Mobilicity, Wind split on Shaw

Two wireless startups who could benefit from Shaw Communications Inc.’s decision to build local Wi-Fi networks instead of getting into cellular have sharply different views of the cable company’s strategy.

Dave Dobbin, CEO of Mobilicity and who has experience in building the kind of municipal mesh Wi-Fi network Shaw plans to build in Western Canadian cities, calls the move “brilliant,” while Wind Mobile chairman Anthony Lacavera doesn’t understand it.

Both carriers have service in Shaw’s territory in Vancouver, Calgary and Edmonton.

“I think it’s a great move for them,” said Dobbin.

He dismissed industry and financial analysts who think that as a cable company, Shaw needs cellular to compete with the cellular, Internet, home phone and IPTV services of incumbent phone companies in the Western provinces.

In particular, analysts say operators would be foolish to spurn the potential rich revenues from wireless data.

“You don’t have to sell multiple services to get customers,” retorted Dobbin. You have to show value in the services you so sell.”

Shaw [TSX: SJR.B] plans to offer Wi-Fi service to its huge cable subscribers who, like many people, have Wi-Fi-enabled laptops, smart phones or tablets. It’s a model many U.S. cable companies use, although it isn’t clear yet if Shaw will offer wireless free as they do.

But Dobbin envisions Shaw offering free home and city-wide Wi-Fi service to cable customers, which would encourage them to use their mobile devices anywhere.

“All you need is a Mobilicity handset and you’ve got your bundle,” he added.

Not facing Shaw won’t be an advantage to his company, Dobbin said, because the real competition comes from incumbents BCE Inc.’s Bell Mobility, Telus Corp. and Rogers Communications, who together still have over 90 per cent of the market.

Lacavera, on the other hand, said not having to face Shaw will be positive for Wind Mobile and for Telus.

He understands why Shaw said the economics for another new entrant getting into wireless doesn’t make sense at this time. “They’re late to the game already,” he said. “They missed the window they had.”

But he is puzzled by the Wi-Fi strategy. “It don’t think Wi-Fi is a good move. Their announcement was a bit of smoke and mirrors. The fact is they’re withdrawing from wireless. Wi-Fi hotspots are not a replacement for an LTE [cellular] network.”

“There’s no way Shaw will be able to put a competitive [wireless] product out that Telus and Wind can’t stomp all over,” he added.

A Telus [TSX: T, T.A; NYSE: TU] spokesman said the company has no comment on Shaw’s plans.

Dobbin is one of the few Canadian executives who has experience building what Shaw will apparently try, a large-scale Wi-Fi mesh network. The one he built for the telecom division of Toronto Hydro (bought by Cogeco Inc. in 2008) eventually covered the downtown core and had 250,000 user accounts.

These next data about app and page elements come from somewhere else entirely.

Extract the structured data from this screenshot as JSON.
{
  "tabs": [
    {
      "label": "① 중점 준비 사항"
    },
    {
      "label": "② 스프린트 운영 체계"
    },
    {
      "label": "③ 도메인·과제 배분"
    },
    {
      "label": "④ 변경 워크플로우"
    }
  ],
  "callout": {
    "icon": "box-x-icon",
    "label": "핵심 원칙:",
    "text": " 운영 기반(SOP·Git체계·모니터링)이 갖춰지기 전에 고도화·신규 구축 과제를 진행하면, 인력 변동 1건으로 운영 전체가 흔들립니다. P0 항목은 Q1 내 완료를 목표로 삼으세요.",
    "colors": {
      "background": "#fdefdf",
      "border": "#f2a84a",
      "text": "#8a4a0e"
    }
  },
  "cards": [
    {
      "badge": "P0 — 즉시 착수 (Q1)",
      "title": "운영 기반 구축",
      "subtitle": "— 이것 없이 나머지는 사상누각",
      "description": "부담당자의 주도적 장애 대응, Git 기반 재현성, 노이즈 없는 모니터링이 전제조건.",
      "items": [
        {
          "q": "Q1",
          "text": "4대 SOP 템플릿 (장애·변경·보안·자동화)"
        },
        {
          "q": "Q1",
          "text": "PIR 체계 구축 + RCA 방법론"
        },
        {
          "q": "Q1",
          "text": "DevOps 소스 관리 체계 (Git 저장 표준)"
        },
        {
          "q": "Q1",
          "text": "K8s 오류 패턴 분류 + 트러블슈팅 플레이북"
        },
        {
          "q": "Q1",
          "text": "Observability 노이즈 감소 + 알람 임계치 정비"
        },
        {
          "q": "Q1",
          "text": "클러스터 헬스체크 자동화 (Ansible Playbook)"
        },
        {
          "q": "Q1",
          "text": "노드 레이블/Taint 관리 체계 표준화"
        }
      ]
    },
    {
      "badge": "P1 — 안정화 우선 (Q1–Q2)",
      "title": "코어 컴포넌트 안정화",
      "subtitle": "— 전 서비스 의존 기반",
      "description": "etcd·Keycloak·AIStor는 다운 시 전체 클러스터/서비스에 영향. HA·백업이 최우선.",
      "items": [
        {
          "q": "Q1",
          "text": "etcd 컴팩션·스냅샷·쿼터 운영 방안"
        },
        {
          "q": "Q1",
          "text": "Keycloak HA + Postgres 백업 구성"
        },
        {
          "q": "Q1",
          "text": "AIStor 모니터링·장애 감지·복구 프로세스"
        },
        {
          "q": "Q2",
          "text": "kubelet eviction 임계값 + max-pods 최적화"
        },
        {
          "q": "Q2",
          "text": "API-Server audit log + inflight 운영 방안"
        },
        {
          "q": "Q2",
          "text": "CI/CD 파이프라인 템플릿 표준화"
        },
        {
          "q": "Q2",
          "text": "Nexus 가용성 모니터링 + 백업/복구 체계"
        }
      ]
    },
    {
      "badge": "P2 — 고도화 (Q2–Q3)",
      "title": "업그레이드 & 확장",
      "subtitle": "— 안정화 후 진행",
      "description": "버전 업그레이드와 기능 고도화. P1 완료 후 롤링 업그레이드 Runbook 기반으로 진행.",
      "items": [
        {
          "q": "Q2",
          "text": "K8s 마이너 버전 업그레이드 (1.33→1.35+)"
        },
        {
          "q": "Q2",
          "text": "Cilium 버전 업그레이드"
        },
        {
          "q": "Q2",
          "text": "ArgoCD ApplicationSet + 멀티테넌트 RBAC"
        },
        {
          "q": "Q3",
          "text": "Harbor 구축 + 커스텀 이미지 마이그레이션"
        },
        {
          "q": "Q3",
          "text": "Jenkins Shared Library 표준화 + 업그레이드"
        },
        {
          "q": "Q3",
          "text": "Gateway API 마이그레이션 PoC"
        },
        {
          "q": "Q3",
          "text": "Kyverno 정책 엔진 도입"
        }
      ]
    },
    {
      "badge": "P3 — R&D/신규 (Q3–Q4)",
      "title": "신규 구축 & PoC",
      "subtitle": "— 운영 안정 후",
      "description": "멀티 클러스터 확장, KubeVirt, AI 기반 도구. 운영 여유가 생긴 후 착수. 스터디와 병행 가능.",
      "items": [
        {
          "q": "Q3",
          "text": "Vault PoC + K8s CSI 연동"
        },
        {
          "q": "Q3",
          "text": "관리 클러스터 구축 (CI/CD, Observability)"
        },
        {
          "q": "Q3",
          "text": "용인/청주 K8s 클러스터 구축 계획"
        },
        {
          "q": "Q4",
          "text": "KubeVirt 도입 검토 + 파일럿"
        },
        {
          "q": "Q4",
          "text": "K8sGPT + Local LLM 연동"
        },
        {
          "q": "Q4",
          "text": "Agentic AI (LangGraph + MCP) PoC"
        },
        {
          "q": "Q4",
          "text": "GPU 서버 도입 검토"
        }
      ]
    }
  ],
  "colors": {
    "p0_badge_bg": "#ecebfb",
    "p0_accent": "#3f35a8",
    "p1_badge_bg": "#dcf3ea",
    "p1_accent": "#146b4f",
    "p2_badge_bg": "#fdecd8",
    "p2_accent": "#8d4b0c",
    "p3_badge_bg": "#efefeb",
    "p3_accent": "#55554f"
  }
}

The biggest problem was getting power to access points mounted on street light poles, he recalled. During the day, when the lights are off, there’s no power going to the lights that the APs can tap. The solution was a separate power line. In some cases, he said, that was expensive.

But while Dobbin feels Shaw’s move is right, a man who’s been trying to build a business from Wi-Fi hotspots isn’t so sure. In face David Perl, country manager of Vex Canada, says Shaw won’t have an easy time. “I’ve worked for AT&T wireless and T-Mobile. Everybody wanted Wi-Fi until they realized what the cost is.

“If you don’t specialize in Wi-Fi, you’re going to have a very hard time.”

Vex Canada is trying to do what Shaw wants to do – persuade businesses to offer customers free advertising-sponsored Wi-Fi. After several years Vex Canada can only count 160 hotspots. On the other hand, Shaw has its own wired network in dozens of cities and thousands of customers. It hopes to install access points on facilities it owns, plus strike deals with municipalities to put AP’s on their properities.

Still, “the announcement means nothing unless Shaw has a rock-solid [business] plan,” he said. “It’s easy to say you want thousands of locations. It’s not easy to get thousands of locations.”

But, he added, “maybe they’ll prove me wrong.”

Among the skeptics is Ron Gruia, telecom analyst at research firm Frost & Sullivan.

It “took guts” for Shaw to turn its back on cellular, he said, but he doubts a customer of the cableco who is thinking of jumping to Telus would be stopped at the offer of Wi-Fi service.

Industry analysts thought of all the new carriers that bought spectrum in 2008 – including Mobilicity and Wind — Shaw and Quebecor Inc.’s Videotron had the brightest future because of their profitable cable businesses.